● Task directions
The entries must be retyped exactly, down to the last line.

*** Block opens ***

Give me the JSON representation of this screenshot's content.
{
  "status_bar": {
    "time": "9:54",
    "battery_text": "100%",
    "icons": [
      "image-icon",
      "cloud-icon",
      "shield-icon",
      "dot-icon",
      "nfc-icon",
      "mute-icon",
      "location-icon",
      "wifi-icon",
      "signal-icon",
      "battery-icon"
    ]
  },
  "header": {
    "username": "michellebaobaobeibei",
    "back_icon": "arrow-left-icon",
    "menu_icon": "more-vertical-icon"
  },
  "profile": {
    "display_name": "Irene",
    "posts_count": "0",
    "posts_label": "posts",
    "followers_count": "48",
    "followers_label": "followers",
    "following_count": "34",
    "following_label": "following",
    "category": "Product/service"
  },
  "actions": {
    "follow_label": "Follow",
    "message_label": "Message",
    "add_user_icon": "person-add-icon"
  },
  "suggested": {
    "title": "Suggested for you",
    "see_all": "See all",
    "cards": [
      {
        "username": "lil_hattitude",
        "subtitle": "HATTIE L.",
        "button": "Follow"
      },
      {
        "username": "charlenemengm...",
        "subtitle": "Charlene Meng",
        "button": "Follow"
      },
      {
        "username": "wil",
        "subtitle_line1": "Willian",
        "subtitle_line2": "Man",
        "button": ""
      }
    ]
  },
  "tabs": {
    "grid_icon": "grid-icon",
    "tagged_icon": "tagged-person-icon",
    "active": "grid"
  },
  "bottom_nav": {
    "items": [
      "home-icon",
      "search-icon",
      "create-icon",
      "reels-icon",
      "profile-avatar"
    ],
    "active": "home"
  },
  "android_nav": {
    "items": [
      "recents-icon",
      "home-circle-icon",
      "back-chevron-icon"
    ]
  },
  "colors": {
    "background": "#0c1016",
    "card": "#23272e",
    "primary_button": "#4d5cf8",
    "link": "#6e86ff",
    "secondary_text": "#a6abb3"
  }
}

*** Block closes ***

● Solved exercise
Give me the JSON representation of this screenshot's content.
{
  "status_bar": {
    "time": "9:54",
    "battery_text": "100%",
    "icons": [
      "image-icon",
      "cloud-icon",
      "shield-icon",
      "dot-icon",
      "nfc-icon",
      "mute-icon",
      "location-icon",
      "wifi-icon",
      "signal-icon",
      "battery-icon"
    ]
  },
  "header": {
    "username": "michellebaobaobeibei",
    "back_icon": "arrow-left-icon",
    "menu_icon": "more-vertical-icon"
  },
  "profile": {
    "display_name": "Irene",
    "posts_count": "0",
    "posts_label": "posts",
    "followers_count": "48",
    "followers_label": "followers",
    "following_count": "34",
    "following_label": "following",
    "category": "Product/service"
  },
  "actions": {
    "follow_label": "Follow",
    "message_label": "Message",
    "add_user_icon": "person-add-icon"
  },
  "suggested": {
    "title": "Suggested for you",
    "see_all": "See all",
    "cards": [
      {
        "username": "lil_hattitude",
        "subtitle": "HATTIE L.",
        "button": "Follow"
      },
      {
        "username": "charlenemengm...",
        "subtitle": "Charlene Meng",
        "button": "Follow"
      },
      {
        "username": "wil",
        "subtitle_line1": "Willian",
        "subtitle_line2": "Man",
        "button": ""
      }
    ]
  },
  "tabs": {
    "grid_icon": "grid-icon",
    "tagged_icon": "tagged-person-icon",
    "active": "grid"
  },
  "bottom_nav": {
    "items": [
      "home-icon",
      "search-icon",
      "create-icon",
      "reels-icon",
      "profile-avatar"
    ],
    "active": "home"
  },
  "android_nav": {
    "items": [
      "recents-icon",
      "home-circle-icon",
      "back-chevron-icon"
    ]
  },
  "colors": {
    "background": "#0c1016",
    "card": "#23272e",
    "primary_button": "#4d5cf8",
    "link": "#6e86ff",
    "secondary_text": "#a6abb3"
  }
}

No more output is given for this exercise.